GLAND, Switzerland, March 10 (UPI) -- Rhino deaths by poaching climbed for the sixth consecutive year in Africa due to rising demands for their horn in Asia.
In a new report by the International Union for Conservation of Nature, the slight decline in rhino slaughter in South Africa, where the majority of Africa's rhino population live, was offset by growing losses in Nambia and Zimbabwe, leading to a record 1,338 rhinos killed on the continent in 2015. Nearly 6,000 rhinos have been killed since 2008.
Conservationists believe South Africa's efforts to protect their tourism industry and take a harder line against poaching has pushed some of the criminal groups out of the country.
"They [poachers] operate like an amoeba so if you push in one place they expand elsewhere," said Mike Knight, chair of the IUCU's African rhino specialist group.

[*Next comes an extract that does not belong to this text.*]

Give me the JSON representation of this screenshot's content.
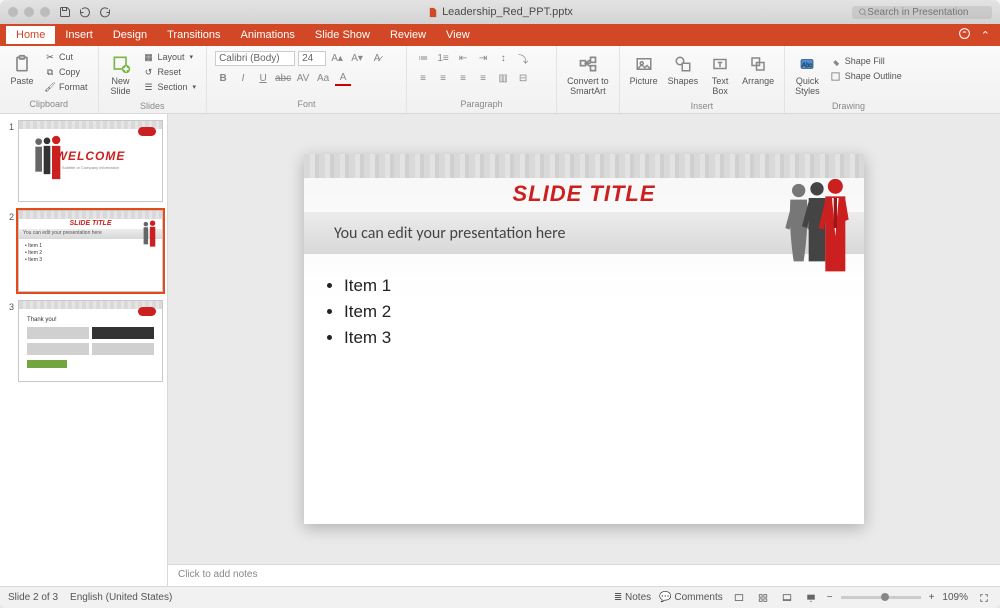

But there were signs the rate of poaching could slow.
"So there is now a flicker of hope," he said.
IUCU experts said the white rhino population leveled off to between 19,000 and 21,000 in 2015. The black rhino population is much smaller at just over 5,000, but saw a growth of about 2.9 percent since 2012.
Knight praised South Africa officials for seeing the poaching as a economic crime as well as a wildlife crime and hoped other countries would follow.
"You cannot win this war in the parks. You have to win it outside protected areas." Knight said. "It's not only [the] wildlife sector, it has to be customs and excise, it has to be police."